Many of the nets seized during Kuskokwim subsistence fishing openings have been returned to their owners. Alaska Wildlife Troopers seized 18 nets during the June 8 opening. Troopers confiscated fewer nets during the June 12 opening. Most of the nets were returned before the subsistence opening on June 15.
Trooper Walter Blajeski reports that most of the seized nets measured two times or more the regulated length. Many of these nets have been returned so fishermen can continue subsisting for their families. The nets that remain in custody lack information identifying who owns them. Under regulation, gillnets must have an attached keg or buoy with the fisherman’s first initial, last name, and address written on it. Phone numbers are helpful, but not required.
People wanting to pick up their nets can call the Bethel Trooper Post at 907-543-2294 and ask to speak with a Wildlife Trooper.
Nets seized because of too-large mesh or for drifting during a set net opening are not available for pickup at this time. Fishermen cited during the openings are scheduled to appear in court June 17 and 24, 2019.
Fish confiscated with the nets are being donated to the Tundra Women’s Coalition and to a summer youth camp, which will then donate the fish to Elders. Sometimes fish are given to people who cannot fish for themselves.

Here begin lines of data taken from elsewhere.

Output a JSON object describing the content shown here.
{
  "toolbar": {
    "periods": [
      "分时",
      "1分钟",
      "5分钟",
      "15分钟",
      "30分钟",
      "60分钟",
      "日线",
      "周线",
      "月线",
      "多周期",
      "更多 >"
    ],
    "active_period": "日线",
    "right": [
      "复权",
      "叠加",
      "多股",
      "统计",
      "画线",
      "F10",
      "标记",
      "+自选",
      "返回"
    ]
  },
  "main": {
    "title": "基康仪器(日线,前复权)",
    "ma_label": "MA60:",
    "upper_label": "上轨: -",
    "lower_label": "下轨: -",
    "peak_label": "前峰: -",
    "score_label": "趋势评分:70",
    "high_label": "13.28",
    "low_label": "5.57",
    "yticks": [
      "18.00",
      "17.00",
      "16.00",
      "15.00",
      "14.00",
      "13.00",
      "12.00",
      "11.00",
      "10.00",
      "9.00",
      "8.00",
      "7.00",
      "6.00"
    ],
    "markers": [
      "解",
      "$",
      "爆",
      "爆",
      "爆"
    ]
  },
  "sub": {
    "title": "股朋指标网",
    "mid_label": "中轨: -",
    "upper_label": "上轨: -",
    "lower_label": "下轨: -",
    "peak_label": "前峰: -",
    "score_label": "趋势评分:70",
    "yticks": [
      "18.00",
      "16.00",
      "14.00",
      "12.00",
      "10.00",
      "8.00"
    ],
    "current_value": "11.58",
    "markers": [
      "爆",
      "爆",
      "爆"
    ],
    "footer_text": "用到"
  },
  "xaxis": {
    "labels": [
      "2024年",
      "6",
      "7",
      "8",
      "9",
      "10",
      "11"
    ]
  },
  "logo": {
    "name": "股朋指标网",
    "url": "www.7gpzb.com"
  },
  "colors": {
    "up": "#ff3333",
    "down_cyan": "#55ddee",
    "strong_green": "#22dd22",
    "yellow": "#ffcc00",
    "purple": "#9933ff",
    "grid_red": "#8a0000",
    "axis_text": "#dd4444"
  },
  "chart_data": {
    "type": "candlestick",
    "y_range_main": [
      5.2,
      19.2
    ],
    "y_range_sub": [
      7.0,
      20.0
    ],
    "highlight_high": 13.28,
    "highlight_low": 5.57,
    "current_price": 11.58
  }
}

Trooper Blajeski says that he has also seen children as young as four years old not wearing life jacket in open boats. He reminds families that Alaska law requires children under age 13 to wear life jackets while in open boats or on the deck of a ship. People over age 13 must have a lifejacket on board.